So it is welcome news that two prominent British lesbians, Kathleen Stock and Julie Bindel last week launched the Lesbian Project, a new organisation, dedicated to the understanding and enhancement of lesbian lives in the UK. Its patron is Martina Navratilova.
In a piece in the Observer Stock explains why it’s needed: “The data on lesbians is not good enough. How do lesbians feature in the UK labour market? How are they faring in same-sex marriages and civil partnerships? How does the lesbian experience of motherhood differ from the heterosexual one? What are lesbians’ specific health needs?”
Arguably LGBT groups like Stonewall should be undertaking this research but they are not. Indeed a piece of research in 2019 by Professor Michael Biggs showed that the word lesbian appeared only 16 times in five years’ worth of Stonewall reports.
There is concern among older lesbians That it just isn’t cool to be lesbian. That it is better today for young women and girls to come out as non-binary, queer or even trans. The Lesbian Project want to reclaim the word and put some pride back into it.
The fact that a very high proportion of girls referred to Gender Identity Services for their gender dysphoria are actually same sex attracted is further proof that this timely. It might be that these girls feel it is more socially acceptable to be trans than to be lesbian. Indeed in Hannah Barnes’ brilliant book Time To Think, The Inside Story of the Collapse of the Tavistock’s Gender Service for Children she reveals from her interviews with ex staff that there was certainly an amount of homophobia (and lesbophobia) around the service. Sexuality of children presenting with gender dysphoria was rarely explored.

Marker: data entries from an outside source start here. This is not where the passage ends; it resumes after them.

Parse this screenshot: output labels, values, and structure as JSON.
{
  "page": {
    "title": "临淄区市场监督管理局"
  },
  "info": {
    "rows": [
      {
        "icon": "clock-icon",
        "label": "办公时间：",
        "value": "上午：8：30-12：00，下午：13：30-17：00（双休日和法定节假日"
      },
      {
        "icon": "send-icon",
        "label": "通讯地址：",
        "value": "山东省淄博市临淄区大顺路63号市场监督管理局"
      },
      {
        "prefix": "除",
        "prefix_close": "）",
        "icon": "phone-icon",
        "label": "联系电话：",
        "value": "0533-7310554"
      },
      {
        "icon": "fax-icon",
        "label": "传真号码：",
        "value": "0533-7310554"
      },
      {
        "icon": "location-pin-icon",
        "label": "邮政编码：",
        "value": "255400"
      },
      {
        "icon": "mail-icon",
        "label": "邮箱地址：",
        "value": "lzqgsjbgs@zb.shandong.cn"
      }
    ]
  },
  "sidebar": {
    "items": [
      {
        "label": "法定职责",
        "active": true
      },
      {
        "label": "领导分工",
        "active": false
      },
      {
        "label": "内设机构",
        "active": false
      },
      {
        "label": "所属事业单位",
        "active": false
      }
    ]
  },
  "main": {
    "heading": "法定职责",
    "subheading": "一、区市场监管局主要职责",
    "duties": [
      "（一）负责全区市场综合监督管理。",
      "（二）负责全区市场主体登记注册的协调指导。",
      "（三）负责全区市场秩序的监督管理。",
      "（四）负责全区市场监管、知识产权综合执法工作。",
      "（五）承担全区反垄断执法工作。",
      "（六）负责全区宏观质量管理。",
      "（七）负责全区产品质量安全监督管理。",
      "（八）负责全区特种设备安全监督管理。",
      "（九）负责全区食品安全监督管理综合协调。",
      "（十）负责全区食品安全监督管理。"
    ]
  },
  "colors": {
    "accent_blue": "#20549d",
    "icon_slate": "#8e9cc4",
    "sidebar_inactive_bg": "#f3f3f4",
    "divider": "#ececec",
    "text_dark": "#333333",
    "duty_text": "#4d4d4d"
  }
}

“Same-sex-attracted females are not going anywhere, but public understanding of them is disappearing and younger lesbians in particular are paying the price – however they identify, and whatever they call themselves. We think our task is urgent. We are keen to get started.” Says Stock
You can read further background and detail of the Lesbian Project here
And listen to Kathleen Stock talk further about it on Woman’s Hour here